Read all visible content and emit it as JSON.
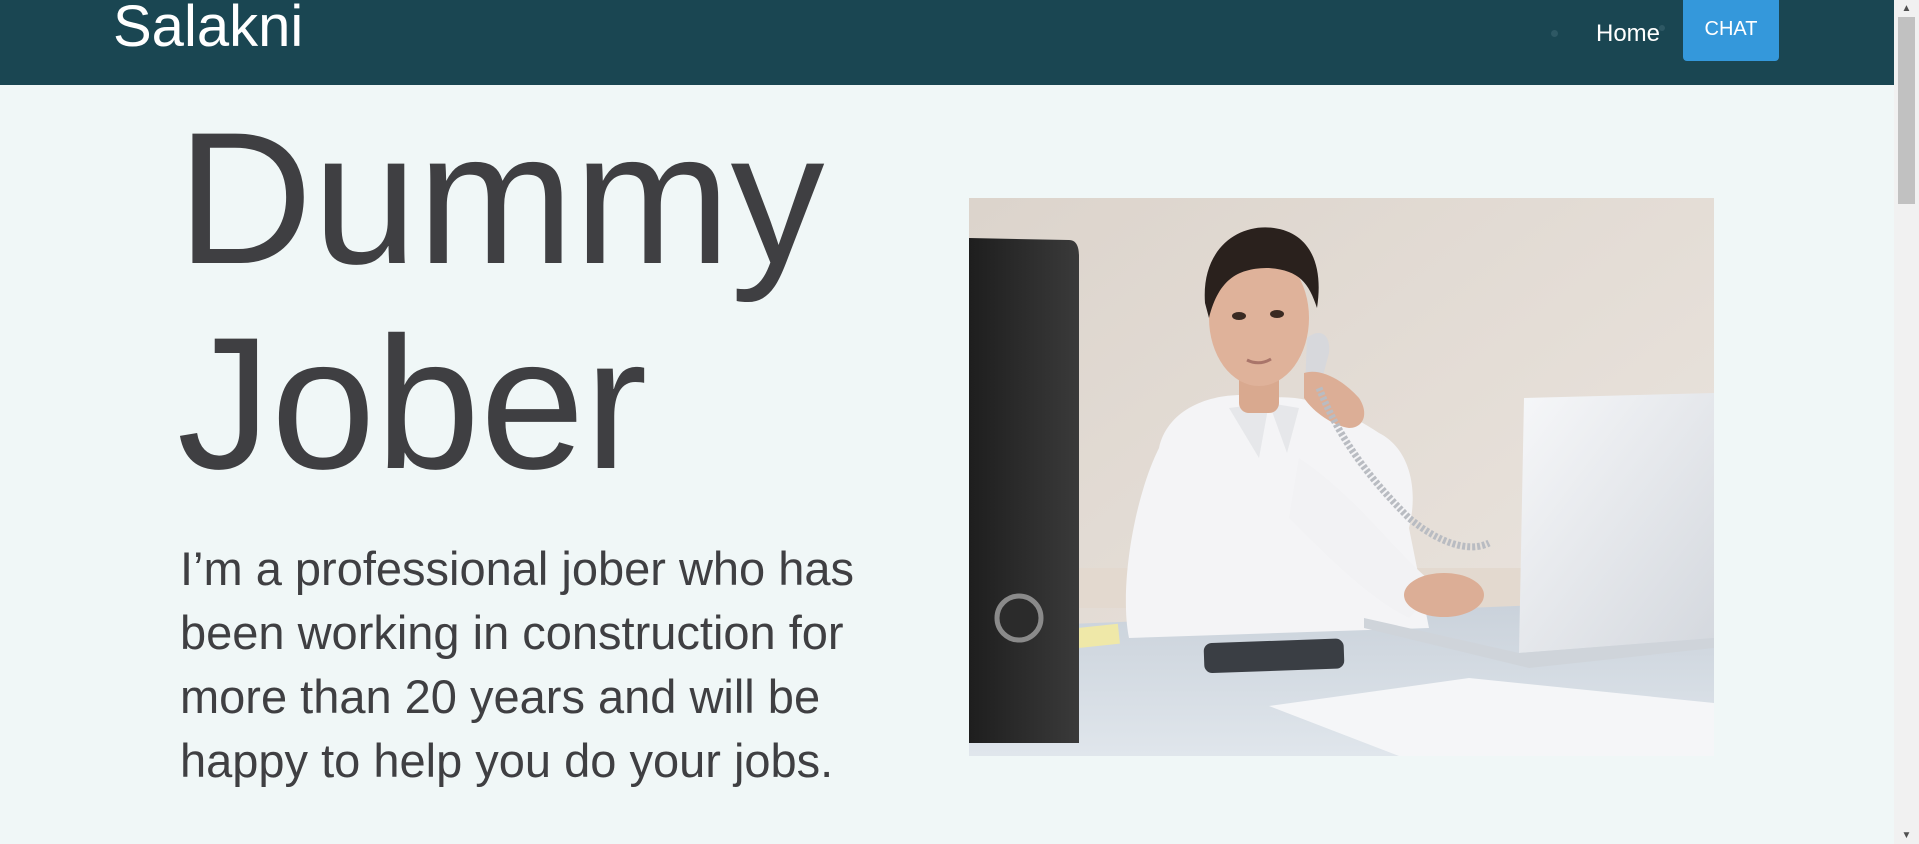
{
  "navbar": {
    "brand": "Salakni",
    "home_label": "Home",
    "chat_label": "CHAT",
    "background_color": "#1a4652",
    "chat_color": "#3498db"
  },
  "hero": {
    "title_lines": [
      "Dummy",
      "Jober"
    ],
    "description_lines": [
      "I’m a professional jober who has",
      "been working in construction for",
      "more than 20 years and will be",
      "happy to help you do your jobs."
    ],
    "text_color": "#3f3f42",
    "page_background": "#f0f7f7"
  },
  "photo": {
    "subject": "man in white shirt on phone at desk with laptop"
  },
  "scrollbar": {
    "up_icon": "arrow-up-icon",
    "down_icon": "arrow-down-icon"
  }
}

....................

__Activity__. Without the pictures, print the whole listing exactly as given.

__Solution__.
Read all visible content and emit it as JSON.
{
  "navbar": {
    "brand": "Salakni",
    "home_label": "Home",
    "chat_label": "CHAT",
    "background_color": "#1a4652",
    "chat_color": "#3498db"
  },
  "hero": {
    "title_lines": [
      "Dummy",
      "Jober"
    ],
    "description_lines": [
      "I’m a professional jober who has",
      "been working in construction for",
      "more than 20 years and will be",
      "happy to help you do your jobs."
    ],
    "text_color": "#3f3f42",
    "page_background": "#f0f7f7"
  },
  "photo": {
    "subject": "man in white shirt on phone at desk with laptop"
  },
  "scrollbar": {
    "up_icon": "arrow-up-icon",
    "down_icon": "arrow-down-icon"
  }
}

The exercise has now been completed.